We’re happy to present the first of a new series–interviews with our guest editors, following the publication of their issues. Below is an introduction by Jessica Treadway, Emerson College professor and author of the forthcoming Lacy Eye (Grand Central, 2015), and a conversation between Editor-in-Chief Ladette Randolph and Percival Everett, guest editor of the Fall 2014 issue.
If you read Percival Everett’s books blind, without any names attached, it would probably take you some time to absorb the fact that a single author was responsible for them all. I knew it was the same author, and it still took me time–his work is that versatile, that eclectic, that impossible (thank goodness) to pin down. It is always exceptionally smart. By turns it can also be laugh-out-loud funny, tender, quiet, rowdy, clever, provocative, and sad. Even in the case of an outlandish premise, it is completely true.Continue Reading
Bouton, motivating corporate types.
Under review: Ball Four: Twentieth Anniversary Edition by Jim Bouton (465 pages, 1990, Wiley Publishing)
A memoir’s publication date usually serves as a finish line.

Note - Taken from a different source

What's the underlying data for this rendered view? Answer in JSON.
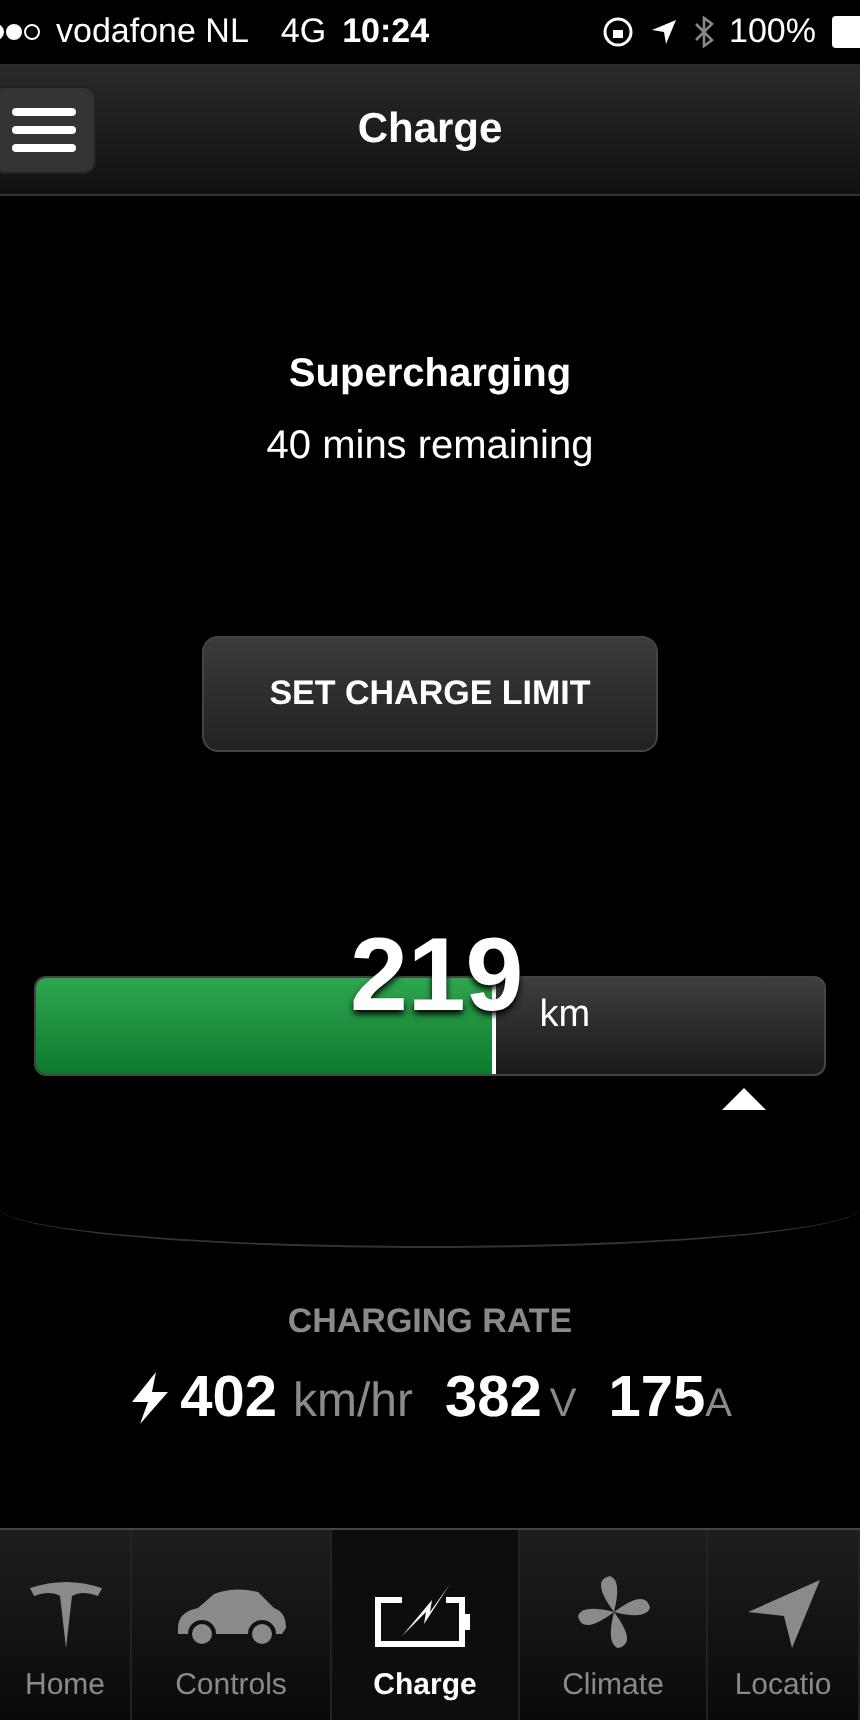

The events within have already taken place well, well in the past; their cathartic release tends to act as a formal and organized end to the events’ influence on the author’s life.
The opposite is true of the life and memoirs of Jim Bouton, big-league pitcher throughout the sixties and into the seventies. The weeks and months that Bouton chronicled in his memoir, Ball Four, were hardly detectable compared to the Richter-scale impact that the release of Ball Four had on Bouton’s life. Decades later, Bouton in his seventies still earns speaking gigs at corporate functions not so much because he lived the life that Ball Four details, but because he wrote about it.
“Oh, I get it. ‘Pete’ is the name of the boy who falls off the log. ‘Repeat’ is the name of the other boy, but when you say his name, you’re also asking me to say the joke again.”
My daughter says this a week after she’s been told the classic “Pete and Repeat” joke. You know this, right?
Joker: “Pete and Repeat sat on a log. Pete fell off. Who was left?”
Joker: “Okay, Pete and Repeat sat on a log…”
For days, my daughter has told this joke to anyone within earshot. Now, for the first time, she actually understands it.
“That is kind of funny,” she says. Continue Reading